◆ **About this exercise**
Among the lines below, count those that include "some", and state the count alone.

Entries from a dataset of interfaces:
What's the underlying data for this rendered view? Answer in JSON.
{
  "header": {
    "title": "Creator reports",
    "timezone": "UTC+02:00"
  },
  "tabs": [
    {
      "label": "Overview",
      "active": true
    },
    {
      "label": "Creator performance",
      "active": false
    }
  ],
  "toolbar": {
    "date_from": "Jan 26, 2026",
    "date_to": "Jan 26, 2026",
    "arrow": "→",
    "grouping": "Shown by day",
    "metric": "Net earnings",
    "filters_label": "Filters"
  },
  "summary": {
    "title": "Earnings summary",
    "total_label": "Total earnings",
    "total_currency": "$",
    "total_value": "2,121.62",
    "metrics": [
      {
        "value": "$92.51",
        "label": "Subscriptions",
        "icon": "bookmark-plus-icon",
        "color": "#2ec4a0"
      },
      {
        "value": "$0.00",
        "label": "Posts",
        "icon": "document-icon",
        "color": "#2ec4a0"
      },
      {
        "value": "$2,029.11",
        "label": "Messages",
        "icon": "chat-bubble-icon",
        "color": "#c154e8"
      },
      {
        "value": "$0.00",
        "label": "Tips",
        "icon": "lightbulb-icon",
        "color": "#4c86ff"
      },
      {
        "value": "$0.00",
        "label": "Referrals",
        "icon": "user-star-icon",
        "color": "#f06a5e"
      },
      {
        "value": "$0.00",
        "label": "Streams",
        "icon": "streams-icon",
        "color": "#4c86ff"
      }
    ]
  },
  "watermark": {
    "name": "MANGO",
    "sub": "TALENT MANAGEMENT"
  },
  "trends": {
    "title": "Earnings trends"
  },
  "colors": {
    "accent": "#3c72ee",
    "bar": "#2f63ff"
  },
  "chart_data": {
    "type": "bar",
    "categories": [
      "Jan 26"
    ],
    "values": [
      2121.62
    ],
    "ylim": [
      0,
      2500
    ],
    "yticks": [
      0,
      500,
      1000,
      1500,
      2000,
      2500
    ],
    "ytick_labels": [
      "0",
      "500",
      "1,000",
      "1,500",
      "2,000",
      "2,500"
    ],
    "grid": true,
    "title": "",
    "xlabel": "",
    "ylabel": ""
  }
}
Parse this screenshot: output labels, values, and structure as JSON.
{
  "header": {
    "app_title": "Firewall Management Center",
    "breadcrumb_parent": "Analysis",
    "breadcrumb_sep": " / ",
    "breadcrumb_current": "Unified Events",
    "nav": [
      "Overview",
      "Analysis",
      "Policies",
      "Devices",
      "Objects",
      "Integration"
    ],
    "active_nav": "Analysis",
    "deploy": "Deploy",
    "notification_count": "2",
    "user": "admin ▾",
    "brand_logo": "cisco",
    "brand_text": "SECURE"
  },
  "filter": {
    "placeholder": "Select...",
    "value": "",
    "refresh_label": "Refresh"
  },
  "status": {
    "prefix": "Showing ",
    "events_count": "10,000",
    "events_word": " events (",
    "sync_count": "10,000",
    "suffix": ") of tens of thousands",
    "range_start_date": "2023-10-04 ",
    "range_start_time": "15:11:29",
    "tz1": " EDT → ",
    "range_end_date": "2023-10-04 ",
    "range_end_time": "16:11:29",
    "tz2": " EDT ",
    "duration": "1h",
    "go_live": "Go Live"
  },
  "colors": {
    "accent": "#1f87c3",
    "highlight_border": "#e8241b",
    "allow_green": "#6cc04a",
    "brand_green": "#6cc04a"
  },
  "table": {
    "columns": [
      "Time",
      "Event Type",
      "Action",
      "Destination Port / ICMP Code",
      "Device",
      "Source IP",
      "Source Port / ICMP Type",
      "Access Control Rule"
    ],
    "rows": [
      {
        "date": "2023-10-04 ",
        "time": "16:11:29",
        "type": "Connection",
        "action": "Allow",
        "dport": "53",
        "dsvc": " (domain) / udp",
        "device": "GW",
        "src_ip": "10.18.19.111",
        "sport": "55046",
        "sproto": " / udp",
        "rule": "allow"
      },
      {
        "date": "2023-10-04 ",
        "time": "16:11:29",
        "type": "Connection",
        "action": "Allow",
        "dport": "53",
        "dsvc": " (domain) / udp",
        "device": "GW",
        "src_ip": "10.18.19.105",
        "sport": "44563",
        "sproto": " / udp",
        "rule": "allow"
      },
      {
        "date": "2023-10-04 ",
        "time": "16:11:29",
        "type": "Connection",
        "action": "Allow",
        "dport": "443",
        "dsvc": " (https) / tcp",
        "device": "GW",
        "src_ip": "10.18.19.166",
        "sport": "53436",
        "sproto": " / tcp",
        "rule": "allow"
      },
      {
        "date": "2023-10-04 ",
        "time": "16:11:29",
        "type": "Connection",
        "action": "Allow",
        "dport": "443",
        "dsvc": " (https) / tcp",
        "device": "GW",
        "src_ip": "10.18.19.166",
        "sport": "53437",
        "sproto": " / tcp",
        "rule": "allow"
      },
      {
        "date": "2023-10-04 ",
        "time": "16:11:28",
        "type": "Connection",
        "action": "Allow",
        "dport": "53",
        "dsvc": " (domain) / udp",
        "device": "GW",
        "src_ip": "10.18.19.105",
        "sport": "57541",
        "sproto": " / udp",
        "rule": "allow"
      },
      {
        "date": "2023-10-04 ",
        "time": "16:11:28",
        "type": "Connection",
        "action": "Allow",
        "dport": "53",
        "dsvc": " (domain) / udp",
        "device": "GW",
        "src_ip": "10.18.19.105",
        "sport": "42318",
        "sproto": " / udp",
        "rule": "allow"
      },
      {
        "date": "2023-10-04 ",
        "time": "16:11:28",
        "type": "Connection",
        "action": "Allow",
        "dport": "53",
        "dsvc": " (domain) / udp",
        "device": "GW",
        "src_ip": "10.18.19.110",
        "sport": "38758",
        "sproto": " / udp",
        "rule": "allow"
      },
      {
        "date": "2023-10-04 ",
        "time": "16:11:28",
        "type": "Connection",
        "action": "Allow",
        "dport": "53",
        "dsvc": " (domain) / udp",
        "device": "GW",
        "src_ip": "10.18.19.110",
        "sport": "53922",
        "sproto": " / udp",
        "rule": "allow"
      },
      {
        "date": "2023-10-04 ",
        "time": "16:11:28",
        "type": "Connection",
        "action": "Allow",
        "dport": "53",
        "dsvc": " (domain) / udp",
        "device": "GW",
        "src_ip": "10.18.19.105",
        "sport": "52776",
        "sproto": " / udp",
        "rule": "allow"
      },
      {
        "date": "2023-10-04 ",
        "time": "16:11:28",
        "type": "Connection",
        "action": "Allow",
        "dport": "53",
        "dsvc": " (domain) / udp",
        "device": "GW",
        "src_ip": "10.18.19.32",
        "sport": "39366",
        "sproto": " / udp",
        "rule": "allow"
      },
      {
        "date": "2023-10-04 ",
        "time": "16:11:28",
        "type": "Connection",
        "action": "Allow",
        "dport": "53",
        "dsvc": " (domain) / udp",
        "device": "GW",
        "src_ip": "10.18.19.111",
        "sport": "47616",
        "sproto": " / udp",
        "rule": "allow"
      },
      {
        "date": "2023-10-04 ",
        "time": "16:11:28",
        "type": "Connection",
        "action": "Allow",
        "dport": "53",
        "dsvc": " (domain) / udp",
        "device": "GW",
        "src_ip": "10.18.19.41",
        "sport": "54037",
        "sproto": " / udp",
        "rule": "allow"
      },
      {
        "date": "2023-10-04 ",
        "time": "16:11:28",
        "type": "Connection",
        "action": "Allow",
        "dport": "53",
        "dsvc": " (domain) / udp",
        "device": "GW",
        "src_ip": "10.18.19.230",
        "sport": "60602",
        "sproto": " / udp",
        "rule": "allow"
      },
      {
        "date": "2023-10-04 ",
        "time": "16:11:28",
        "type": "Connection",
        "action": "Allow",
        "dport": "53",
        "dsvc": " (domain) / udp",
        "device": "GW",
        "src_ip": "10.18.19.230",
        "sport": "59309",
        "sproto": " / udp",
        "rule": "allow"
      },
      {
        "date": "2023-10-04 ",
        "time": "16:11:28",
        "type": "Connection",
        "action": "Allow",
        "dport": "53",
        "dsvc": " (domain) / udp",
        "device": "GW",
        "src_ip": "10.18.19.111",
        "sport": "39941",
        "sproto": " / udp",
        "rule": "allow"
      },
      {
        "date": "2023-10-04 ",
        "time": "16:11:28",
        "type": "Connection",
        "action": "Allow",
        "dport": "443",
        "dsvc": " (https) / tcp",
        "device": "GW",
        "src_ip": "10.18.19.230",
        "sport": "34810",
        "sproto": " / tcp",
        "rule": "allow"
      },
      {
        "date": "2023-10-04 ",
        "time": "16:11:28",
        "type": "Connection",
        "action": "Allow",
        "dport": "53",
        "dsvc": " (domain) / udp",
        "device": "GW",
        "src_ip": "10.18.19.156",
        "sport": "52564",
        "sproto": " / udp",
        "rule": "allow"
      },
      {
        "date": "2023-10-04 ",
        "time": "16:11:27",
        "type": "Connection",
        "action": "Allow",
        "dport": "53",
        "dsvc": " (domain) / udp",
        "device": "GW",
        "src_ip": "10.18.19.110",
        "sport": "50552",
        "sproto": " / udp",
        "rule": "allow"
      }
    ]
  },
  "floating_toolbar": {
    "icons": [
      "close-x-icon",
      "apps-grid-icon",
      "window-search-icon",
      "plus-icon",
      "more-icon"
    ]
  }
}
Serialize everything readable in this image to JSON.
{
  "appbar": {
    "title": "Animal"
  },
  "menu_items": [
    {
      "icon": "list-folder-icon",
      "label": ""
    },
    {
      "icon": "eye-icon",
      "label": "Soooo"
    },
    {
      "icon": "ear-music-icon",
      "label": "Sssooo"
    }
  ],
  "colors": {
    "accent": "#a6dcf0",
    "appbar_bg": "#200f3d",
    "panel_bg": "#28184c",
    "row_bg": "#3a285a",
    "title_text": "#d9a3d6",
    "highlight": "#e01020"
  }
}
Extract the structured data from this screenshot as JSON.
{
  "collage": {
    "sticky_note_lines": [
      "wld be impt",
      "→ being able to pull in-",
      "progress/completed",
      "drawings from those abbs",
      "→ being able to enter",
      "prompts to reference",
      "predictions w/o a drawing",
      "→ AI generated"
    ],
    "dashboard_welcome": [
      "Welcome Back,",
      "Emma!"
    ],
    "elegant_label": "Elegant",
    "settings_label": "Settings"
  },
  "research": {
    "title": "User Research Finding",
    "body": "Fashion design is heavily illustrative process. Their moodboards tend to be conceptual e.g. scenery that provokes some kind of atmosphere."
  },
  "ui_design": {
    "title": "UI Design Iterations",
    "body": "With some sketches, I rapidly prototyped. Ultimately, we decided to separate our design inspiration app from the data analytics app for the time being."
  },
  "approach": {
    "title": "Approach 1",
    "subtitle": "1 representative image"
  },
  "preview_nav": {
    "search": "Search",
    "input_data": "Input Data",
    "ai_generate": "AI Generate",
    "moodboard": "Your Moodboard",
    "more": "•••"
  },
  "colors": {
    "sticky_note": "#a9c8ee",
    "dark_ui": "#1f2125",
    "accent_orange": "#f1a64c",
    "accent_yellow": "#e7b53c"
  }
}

◆ **Response to the task**
2